- [The problem] Please return every line of the records below that holds the word "Selection".

Items listed in a dataset
★ ★ ★ ★
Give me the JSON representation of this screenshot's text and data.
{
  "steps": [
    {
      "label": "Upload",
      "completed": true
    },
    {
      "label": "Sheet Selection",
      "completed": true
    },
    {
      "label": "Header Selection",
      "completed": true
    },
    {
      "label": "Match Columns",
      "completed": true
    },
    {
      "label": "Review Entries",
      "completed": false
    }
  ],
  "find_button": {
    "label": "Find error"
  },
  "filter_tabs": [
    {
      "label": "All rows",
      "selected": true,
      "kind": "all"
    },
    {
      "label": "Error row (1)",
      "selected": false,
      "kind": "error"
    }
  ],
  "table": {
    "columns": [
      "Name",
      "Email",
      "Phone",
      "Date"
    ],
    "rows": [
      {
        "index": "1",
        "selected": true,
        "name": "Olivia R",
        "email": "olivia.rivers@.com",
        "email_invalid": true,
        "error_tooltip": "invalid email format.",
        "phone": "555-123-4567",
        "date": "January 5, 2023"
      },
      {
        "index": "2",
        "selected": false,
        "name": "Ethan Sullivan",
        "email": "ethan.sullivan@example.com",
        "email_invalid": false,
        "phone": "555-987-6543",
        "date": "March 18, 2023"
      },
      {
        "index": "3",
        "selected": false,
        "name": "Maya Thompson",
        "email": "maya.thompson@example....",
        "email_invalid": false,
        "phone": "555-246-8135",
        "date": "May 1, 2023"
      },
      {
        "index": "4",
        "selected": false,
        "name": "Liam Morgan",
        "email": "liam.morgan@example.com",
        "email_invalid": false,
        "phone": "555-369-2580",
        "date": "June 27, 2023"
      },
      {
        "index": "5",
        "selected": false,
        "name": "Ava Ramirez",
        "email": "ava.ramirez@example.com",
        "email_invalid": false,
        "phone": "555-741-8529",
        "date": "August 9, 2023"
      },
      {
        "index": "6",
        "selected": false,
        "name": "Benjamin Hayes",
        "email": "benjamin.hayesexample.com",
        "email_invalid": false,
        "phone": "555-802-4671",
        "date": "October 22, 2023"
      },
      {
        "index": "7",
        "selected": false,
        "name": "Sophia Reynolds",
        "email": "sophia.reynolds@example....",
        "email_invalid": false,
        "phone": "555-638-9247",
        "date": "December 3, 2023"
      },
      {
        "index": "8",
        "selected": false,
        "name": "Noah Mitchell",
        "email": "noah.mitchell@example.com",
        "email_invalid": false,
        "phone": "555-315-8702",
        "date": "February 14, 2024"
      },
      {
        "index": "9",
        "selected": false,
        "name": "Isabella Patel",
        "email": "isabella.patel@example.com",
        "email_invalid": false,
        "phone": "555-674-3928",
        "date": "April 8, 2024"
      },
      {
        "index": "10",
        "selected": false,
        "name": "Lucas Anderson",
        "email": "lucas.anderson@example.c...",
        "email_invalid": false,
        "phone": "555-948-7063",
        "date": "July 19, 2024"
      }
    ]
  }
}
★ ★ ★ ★
- [Result for this task]
      "label": "Sheet Selection",
      "label": "Header Selection",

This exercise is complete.